TASK ITEM:
Every entry gets copied exactly. No images go into the copy.

SOURCE INFORMATION:

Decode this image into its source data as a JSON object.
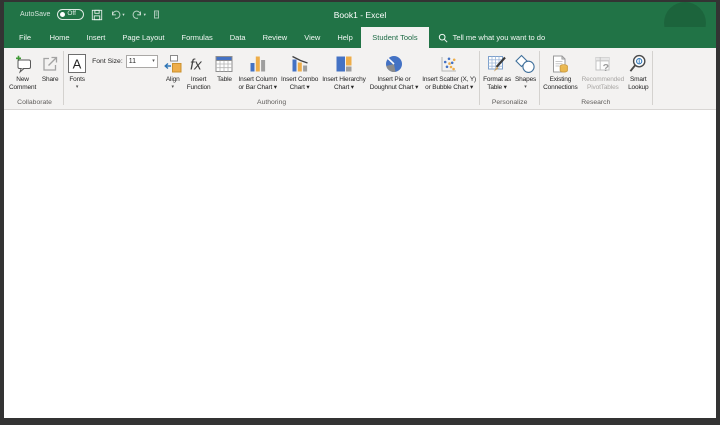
{
  "window": {
    "title": "Book1 - Excel"
  },
  "quick_access": {
    "autosave_label": "AutoSave",
    "autosave_state": "Off",
    "icons": {
      "save-icon": "floppy-disk",
      "undo-icon": "curved-arrow-left",
      "redo-icon": "curved-arrow-right",
      "customize-quick-access-icon": "small-bar"
    }
  },
  "search": {
    "icon": "search-icon",
    "placeholder": "Tell me what you want to do"
  },
  "tabs": [
    {
      "label": "File",
      "active": false
    },
    {
      "label": "Home",
      "active": false
    },
    {
      "label": "Insert",
      "active": false
    },
    {
      "label": "Page Layout",
      "active": false
    },
    {
      "label": "Formulas",
      "active": false
    },
    {
      "label": "Data",
      "active": false
    },
    {
      "label": "Review",
      "active": false
    },
    {
      "label": "View",
      "active": false
    },
    {
      "label": "Help",
      "active": false
    },
    {
      "label": "Student Tools",
      "active": true
    }
  ],
  "ribbon": {
    "groups": [
      {
        "label": "Collaborate",
        "buttons": [
          {
            "name": "new-comment",
            "icon": "comment-plus-icon",
            "lines": [
              "New",
              "Comment"
            ],
            "dropdown": false
          },
          {
            "name": "share",
            "icon": "share-icon",
            "lines": [
              "Share"
            ],
            "dropdown": false
          }
        ]
      },
      {
        "label": "Authoring",
        "buttons": [
          {
            "name": "fonts",
            "icon": "fonts-icon",
            "lines": [
              "Fonts"
            ],
            "dropdown": true
          },
          {
            "type": "fontsize",
            "name": "font-size",
            "label": "Font Size:",
            "value": "11"
          },
          {
            "name": "align",
            "icon": "align-icon",
            "lines": [
              "Align"
            ],
            "dropdown": true
          },
          {
            "name": "insert-function",
            "icon": "function-icon",
            "lines": [
              "Insert",
              "Function"
            ],
            "dropdown": false
          },
          {
            "name": "table",
            "icon": "table-icon",
            "lines": [
              "Table"
            ],
            "dropdown": false
          },
          {
            "name": "insert-column-or-bar-chart",
            "icon": "column-chart-icon",
            "lines": [
              "Insert Column",
              "or Bar Chart ▾"
            ],
            "dropdown": false
          },
          {
            "name": "insert-combo-chart",
            "icon": "combo-chart-icon",
            "lines": [
              "Insert Combo",
              "Chart ▾"
            ],
            "dropdown": false
          },
          {
            "name": "insert-hierarchy-chart",
            "icon": "hierarchy-chart-icon",
            "lines": [
              "Insert Hierarchy",
              "Chart ▾"
            ],
            "dropdown": false
          },
          {
            "name": "insert-pie-or-doughnut-chart",
            "icon": "pie-chart-icon",
            "lines": [
              "Insert Pie or",
              "Doughnut Chart ▾"
            ],
            "dropdown": false
          },
          {
            "name": "insert-scatter-or-bubble-chart",
            "icon": "scatter-chart-icon",
            "lines": [
              "Insert Scatter (X, Y)",
              "or Bubble Chart ▾"
            ],
            "dropdown": false
          }
        ]
      },
      {
        "label": "Personalize",
        "buttons": [
          {
            "name": "format-as-table",
            "icon": "format-table-icon",
            "lines": [
              "Format as",
              "Table ▾"
            ],
            "dropdown": false
          },
          {
            "name": "shapes",
            "icon": "shapes-icon",
            "lines": [
              "Shapes"
            ],
            "dropdown": true
          }
        ]
      },
      {
        "label": "Research",
        "buttons": [
          {
            "name": "existing-connections",
            "icon": "connections-icon",
            "lines": [
              "Existing",
              "Connections"
            ],
            "dropdown": false
          },
          {
            "name": "recommended-pivottables",
            "icon": "pivottable-question-icon",
            "lines": [
              "Recommended",
              "PivotTables"
            ],
            "dropdown": false,
            "disabled": true
          },
          {
            "name": "smart-lookup",
            "icon": "smart-lookup-icon",
            "lines": [
              "Smart",
              "Lookup"
            ],
            "dropdown": false
          }
        ]
      }
    ]
  },
  "colors": {
    "titlebar_green": "#217346",
    "active_tab_text": "#1e6b45",
    "ribbon_bg": "#f3f2f1",
    "accent_blue": "#4472c4",
    "accent_gold": "#eead49",
    "accent_gray": "#9e9e9e",
    "frame_border": "#333333"
  }
}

EXERCISE ANSWER:
Decode this image into its source data as a JSON object.
{
  "window": {
    "title": "Book1 - Excel"
  },
  "quick_access": {
    "autosave_label": "AutoSave",
    "autosave_state": "Off",
    "icons": {
      "save-icon": "floppy-disk",
      "undo-icon": "curved-arrow-left",
      "redo-icon": "curved-arrow-right",
      "customize-quick-access-icon": "small-bar"
    }
  },
  "search": {
    "icon": "search-icon",
    "placeholder": "Tell me what you want to do"
  },
  "tabs": [
    {
      "label": "File",
      "active": false
    },
    {
      "label": "Home",
      "active": false
    },
    {
      "label": "Insert",
      "active": false
    },
    {
      "label": "Page Layout",
      "active": false
    },
    {
      "label": "Formulas",
      "active": false
    },
    {
      "label": "Data",
      "active": false
    },
    {
      "label": "Review",
      "active": false
    },
    {
      "label": "View",
      "active": false
    },
    {
      "label": "Help",
      "active": false
    },
    {
      "label": "Student Tools",
      "active": true
    }
  ],
  "ribbon": {
    "groups": [
      {
        "label": "Collaborate",
        "buttons": [
          {
            "name": "new-comment",
            "icon": "comment-plus-icon",
            "lines": [
              "New",
              "Comment"
            ],
            "dropdown": false
          },
          {
            "name": "share",
            "icon": "share-icon",
            "lines": [
              "Share"
            ],
            "dropdown": false
          }
        ]
      },
      {
        "label": "Authoring",
        "buttons": [
          {
            "name": "fonts",
            "icon": "fonts-icon",
            "lines": [
              "Fonts"
            ],
            "dropdown": true
          },
          {
            "type": "fontsize",
            "name": "font-size",
            "label": "Font Size:",
            "value": "11"
          },
          {
            "name": "align",
            "icon": "align-icon",
            "lines": [
              "Align"
            ],
            "dropdown": true
          },
          {
            "name": "insert-function",
            "icon": "function-icon",
            "lines": [
              "Insert",
              "Function"
            ],
            "dropdown": false
          },
          {
            "name": "table",
            "icon": "table-icon",
            "lines": [
              "Table"
            ],
            "dropdown": false
          },
          {
            "name": "insert-column-or-bar-chart",
            "icon": "column-chart-icon",
            "lines": [
              "Insert Column",
              "or Bar Chart ▾"
            ],
            "dropdown": false
          },
          {
            "name": "insert-combo-chart",
            "icon": "combo-chart-icon",
            "lines": [
              "Insert Combo",
              "Chart ▾"
            ],
            "dropdown": false
          },
          {
            "name": "insert-hierarchy-chart",
            "icon": "hierarchy-chart-icon",
            "lines": [
              "Insert Hierarchy",
              "Chart ▾"
            ],
            "dropdown": false
          },
          {
            "name": "insert-pie-or-doughnut-chart",
            "icon": "pie-chart-icon",
            "lines": [
              "Insert Pie or",
              "Doughnut Chart ▾"
            ],
            "dropdown": false
          },
          {
            "name": "insert-scatter-or-bubble-chart",
            "icon": "scatter-chart-icon",
            "lines": [
              "Insert Scatter (X, Y)",
              "or Bubble Chart ▾"
            ],
            "dropdown": false
          }
        ]
      },
      {
        "label": "Personalize",
        "buttons": [
          {
            "name": "format-as-table",
            "icon": "format-table-icon",
            "lines": [
              "Format as",
              "Table ▾"
            ],
            "dropdown": false
          },
          {
            "name": "shapes",
            "icon": "shapes-icon",
            "lines": [
              "Shapes"
            ],
            "dropdown": true
          }
        ]
      },
      {
        "label": "Research",
        "buttons": [
          {
            "name": "existing-connections",
            "icon": "connections-icon",
            "lines": [
              "Existing",
              "Connections"
            ],
            "dropdown": false
          },
          {
            "name": "recommended-pivottables",
            "icon": "pivottable-question-icon",
            "lines": [
              "Recommended",
              "PivotTables"
            ],
            "dropdown": false,
            "disabled": true
          },
          {
            "name": "smart-lookup",
            "icon": "smart-lookup-icon",
            "lines": [
              "Smart",
              "Lookup"
            ],
            "dropdown": false
          }
        ]
      }
    ]
  },
  "colors": {
    "titlebar_green": "#217346",
    "active_tab_text": "#1e6b45",
    "ribbon_bg": "#f3f2f1",
    "accent_blue": "#4472c4",
    "accent_gold": "#eead49",
    "accent_gray": "#9e9e9e",
    "frame_border": "#333333"
  }
}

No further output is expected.